In 2018, Liberty Mutual reported that overexertion injuries accounted for 23% of total injuries that year.  How cognizant are you of your bodily position throughout the work day? Better yet, how about your employees?

Ergonomic hazards could wreak havoc on a business, as well as prevent certain occupational health and safety programmatic goals from being achieved.  Ergonomics is the study of people at work, focusing on matching the job to the individual.  The Centers for Disease Control and Prevention (CDC) defines ergonomics as, the science of fitting workplace conditions and job demands to the capabilities of workers, and designing and arranging items in the workplace for efficiency and safety. This is a different concept compared to the common approach of matching the individual to the job.  Resulting in the susceptibility of work-related injuries and diseases.

Exposing employees to ergonomic hazards may increase the risks of a work-related injury.  Hazards such as lifting heavy items, bending, reaching overhead, pushing and pulling heavy loads, working in an awkward bodily position; and performing the same or similar tasks repetitively. According to the CDC, awkward postures are a deviation from the natural or “neutral” position of a body part.

NIOSH defines work-related musculoskeletal disorders (MSD) as those diseases and injuries that affect the musculoskeletal, peripheral nervous, and neurovascular systems that are caused by or aggravated by occupational exposure to ergonomics hazards.  In other words, work-related MSD are soft-tissue injuries caused by sudden or sustained exposure to repetitive motion, force, vibration, and awkward postures.  For reporting purposes, these types of injuries are categorized as overexertion injuries.  MSD can affect the muscles, nerves, tendons, joints and cartilage in the upper and lower limbs, neck and lower back.  The term MSD has been used interchangeably with cumulative trauma disorders (CTD) and repetitive strain injuries (RSI).

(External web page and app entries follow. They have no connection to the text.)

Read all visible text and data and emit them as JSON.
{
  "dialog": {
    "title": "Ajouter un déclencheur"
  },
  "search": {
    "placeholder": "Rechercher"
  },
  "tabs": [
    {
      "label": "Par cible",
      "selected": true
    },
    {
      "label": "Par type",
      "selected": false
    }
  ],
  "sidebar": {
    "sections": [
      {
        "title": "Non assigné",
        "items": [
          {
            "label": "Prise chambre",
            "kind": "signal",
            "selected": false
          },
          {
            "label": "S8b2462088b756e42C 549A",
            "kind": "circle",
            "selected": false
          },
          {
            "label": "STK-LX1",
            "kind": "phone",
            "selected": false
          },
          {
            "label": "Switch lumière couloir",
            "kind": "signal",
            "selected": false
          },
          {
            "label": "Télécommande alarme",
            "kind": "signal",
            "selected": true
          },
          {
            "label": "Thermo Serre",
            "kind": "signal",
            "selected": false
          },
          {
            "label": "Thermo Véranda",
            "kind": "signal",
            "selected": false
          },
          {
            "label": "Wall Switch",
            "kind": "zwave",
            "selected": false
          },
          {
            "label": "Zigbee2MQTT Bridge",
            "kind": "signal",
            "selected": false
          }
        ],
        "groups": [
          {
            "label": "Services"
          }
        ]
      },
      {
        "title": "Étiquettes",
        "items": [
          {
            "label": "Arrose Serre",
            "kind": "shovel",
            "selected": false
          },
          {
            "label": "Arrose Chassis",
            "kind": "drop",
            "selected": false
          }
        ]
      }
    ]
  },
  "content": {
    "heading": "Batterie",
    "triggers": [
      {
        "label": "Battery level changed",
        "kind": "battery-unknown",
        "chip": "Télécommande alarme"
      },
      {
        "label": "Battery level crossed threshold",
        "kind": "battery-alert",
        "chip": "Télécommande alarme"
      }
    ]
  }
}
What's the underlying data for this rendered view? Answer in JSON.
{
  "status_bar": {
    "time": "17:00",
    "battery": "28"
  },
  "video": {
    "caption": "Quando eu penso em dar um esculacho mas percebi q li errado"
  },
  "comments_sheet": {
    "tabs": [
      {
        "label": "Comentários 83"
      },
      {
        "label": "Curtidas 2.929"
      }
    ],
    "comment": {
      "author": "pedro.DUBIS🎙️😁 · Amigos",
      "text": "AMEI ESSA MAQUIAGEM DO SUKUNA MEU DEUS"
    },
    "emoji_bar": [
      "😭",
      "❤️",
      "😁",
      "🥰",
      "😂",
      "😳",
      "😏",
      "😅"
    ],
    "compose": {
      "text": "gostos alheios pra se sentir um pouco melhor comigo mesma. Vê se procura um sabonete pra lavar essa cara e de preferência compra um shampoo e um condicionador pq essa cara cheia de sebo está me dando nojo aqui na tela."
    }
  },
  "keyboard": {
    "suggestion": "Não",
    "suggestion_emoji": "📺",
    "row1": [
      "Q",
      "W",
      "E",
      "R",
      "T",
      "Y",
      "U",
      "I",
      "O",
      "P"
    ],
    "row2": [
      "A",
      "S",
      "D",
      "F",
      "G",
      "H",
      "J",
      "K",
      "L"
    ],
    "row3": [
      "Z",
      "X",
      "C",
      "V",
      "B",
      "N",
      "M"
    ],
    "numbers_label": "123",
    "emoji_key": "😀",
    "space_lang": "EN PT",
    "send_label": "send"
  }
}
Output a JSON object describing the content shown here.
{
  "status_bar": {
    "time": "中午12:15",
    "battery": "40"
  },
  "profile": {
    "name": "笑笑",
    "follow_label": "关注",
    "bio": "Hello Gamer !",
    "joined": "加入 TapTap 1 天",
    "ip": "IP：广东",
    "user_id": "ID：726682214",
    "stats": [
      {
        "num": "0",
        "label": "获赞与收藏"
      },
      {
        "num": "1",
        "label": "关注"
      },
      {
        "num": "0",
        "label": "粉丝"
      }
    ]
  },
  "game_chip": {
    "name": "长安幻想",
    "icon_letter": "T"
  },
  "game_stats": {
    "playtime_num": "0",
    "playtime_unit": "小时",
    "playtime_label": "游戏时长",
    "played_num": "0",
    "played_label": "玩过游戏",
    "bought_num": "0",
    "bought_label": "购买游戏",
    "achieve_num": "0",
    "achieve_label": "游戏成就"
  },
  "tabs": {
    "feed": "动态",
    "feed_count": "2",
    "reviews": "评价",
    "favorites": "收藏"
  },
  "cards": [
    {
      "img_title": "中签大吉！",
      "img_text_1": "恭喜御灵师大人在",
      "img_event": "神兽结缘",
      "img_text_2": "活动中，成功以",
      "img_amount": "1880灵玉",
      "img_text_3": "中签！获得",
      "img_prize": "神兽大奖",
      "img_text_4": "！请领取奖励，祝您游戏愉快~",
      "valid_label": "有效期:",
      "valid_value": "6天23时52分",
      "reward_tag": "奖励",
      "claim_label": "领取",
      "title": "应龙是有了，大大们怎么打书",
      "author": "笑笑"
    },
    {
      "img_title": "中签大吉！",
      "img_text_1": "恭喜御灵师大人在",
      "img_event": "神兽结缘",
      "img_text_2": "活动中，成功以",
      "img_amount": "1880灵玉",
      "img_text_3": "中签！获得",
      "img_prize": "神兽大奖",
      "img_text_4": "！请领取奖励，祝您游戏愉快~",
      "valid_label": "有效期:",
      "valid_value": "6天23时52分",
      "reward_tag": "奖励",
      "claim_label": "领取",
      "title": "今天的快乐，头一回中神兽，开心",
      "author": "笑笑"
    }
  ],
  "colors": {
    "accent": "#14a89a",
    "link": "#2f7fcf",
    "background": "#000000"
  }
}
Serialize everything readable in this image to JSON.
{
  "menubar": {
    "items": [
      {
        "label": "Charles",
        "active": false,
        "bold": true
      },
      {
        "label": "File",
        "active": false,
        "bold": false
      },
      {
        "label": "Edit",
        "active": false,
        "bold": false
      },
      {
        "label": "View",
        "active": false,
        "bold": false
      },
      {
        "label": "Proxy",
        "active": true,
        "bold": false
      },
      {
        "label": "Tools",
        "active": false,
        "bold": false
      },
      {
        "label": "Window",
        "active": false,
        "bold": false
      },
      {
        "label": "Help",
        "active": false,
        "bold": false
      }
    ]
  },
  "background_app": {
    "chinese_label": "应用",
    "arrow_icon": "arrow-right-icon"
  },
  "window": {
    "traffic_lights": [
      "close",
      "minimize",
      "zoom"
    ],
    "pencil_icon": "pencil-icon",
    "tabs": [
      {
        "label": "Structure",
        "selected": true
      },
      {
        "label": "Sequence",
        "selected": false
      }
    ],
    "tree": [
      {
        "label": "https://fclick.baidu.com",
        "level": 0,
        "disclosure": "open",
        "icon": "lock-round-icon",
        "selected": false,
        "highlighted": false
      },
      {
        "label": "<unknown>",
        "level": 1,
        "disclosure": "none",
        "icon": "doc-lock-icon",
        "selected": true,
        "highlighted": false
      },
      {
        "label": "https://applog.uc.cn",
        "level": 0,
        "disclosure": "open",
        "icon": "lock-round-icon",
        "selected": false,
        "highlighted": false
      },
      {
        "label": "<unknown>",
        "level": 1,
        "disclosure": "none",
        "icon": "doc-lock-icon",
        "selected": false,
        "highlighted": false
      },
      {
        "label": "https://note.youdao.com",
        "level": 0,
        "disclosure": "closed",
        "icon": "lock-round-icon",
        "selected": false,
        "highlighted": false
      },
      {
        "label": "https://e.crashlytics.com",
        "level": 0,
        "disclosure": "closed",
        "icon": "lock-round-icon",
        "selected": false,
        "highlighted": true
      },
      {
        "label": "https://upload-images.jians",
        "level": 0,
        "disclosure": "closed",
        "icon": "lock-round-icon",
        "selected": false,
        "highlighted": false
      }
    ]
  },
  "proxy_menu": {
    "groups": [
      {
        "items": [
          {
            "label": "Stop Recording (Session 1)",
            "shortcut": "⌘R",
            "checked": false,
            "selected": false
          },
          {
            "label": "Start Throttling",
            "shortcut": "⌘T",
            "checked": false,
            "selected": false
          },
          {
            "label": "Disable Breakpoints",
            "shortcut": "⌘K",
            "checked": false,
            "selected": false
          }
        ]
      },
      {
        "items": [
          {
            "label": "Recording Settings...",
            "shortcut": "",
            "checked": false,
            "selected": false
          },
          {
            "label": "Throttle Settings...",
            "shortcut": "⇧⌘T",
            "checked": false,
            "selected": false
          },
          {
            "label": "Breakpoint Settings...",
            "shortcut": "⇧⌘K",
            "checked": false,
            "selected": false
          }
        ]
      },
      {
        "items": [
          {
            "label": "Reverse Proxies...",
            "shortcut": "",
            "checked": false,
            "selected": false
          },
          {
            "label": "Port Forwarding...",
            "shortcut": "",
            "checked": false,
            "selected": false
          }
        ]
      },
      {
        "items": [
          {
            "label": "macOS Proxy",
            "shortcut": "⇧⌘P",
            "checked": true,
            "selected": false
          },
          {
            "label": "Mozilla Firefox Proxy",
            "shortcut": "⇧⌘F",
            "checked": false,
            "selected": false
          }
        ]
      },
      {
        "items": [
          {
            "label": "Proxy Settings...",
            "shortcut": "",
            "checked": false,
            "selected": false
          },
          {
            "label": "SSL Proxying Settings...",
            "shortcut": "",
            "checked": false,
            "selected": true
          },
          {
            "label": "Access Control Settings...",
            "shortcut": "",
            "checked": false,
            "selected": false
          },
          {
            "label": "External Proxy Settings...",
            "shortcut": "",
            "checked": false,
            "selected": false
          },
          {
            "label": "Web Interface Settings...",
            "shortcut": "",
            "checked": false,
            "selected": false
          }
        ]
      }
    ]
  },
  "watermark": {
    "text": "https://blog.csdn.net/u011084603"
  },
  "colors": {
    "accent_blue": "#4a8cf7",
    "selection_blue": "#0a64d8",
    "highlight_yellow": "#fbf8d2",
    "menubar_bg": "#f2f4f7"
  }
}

Never the less, CTD are generally used to describe disorders of upper extremities (e.g. hands, shoulders, neck).  They develop gradually over periods of weeks, months or even years as a result of repeated stresses on a particular body part.  Carpel tunnel syndrome is a commonly known example of CTD.  No one individual or business is immune to work-related MSD.

Any employee, in any business, in any industry can be at risk of ergonomics hazards.  A common misconception of ergonomics is that it is only applicable in the office setting.  The ergonomics fire triangle (force, frequency, posture) developed by Humantech, is a helpful tool to get us to think of ergonomics outside of the office setting.  When an employee’s posture is not in a neutral position, for a certain amount of time and how often that position is encountered (frequency), exerts forces on bodily limbs.  Therefore, this concept is applicable to any work or task completed.  The price paid for ignoring the presence of and correcting ergonomic hazards can be outrageously high.

According to Liberty Mutual, in 2018 the American economy spent $13.7 billion dollars in overexertion injuries.  How much did your business contribute to that amount?  The effects of ergonomic hazards on a workforce can be costly.  Some direct costs include an increase in worker’s compensation, insurance(s), and medical.  Not to mention, penalty fines issued from the Occupational Safety and Health Administration (OSHA) or state authorities, as well as attorney fees.  Some indirect costs include the loss of productivity, training new or replacement employees, training and retaining employees, incident investigation and corrective action measures and follow-up, and a decline in employee morale.

Employee morale has more clout then we may recognize or like to admit.  When employees are sore from working in awkward positions for long periods of time, day in and day out, employee morale can severely plummet affecting productivity.  If employees have a good sense that their employer is truly looking out for them and their welfare, they may not be so quick to find another opportunity elsewhere.  Businesses could have a tough time competing and growing in the market, if their workforce is jumping ship to go work elsewhere.  Quality of productivity or services could also be impacted.  Which could be very disruptive to a business’ reputation and relationships with customers or clients. Especially if a customer or client had a negative encounter with a disgruntled employee.  Its no secret, when you feel good you are more productive.

Direct and indirect costs associated with ergonomic hazards can heavily impact the fate of a business.   To reduce costs, work with an occupational health and safety professional to identify and assess ergonomic risks throughout the organization.  Then, communicate and educate employees about ergonomic hazards, associated risks, and risk mitigation processes. We can conduct risk assessments to help you understand what risks your business is facing. We can also assist with mitigating those risks and provide ergonomics training to your team.  Let us help you avoid being catught in an awkward position.

Contact us for details.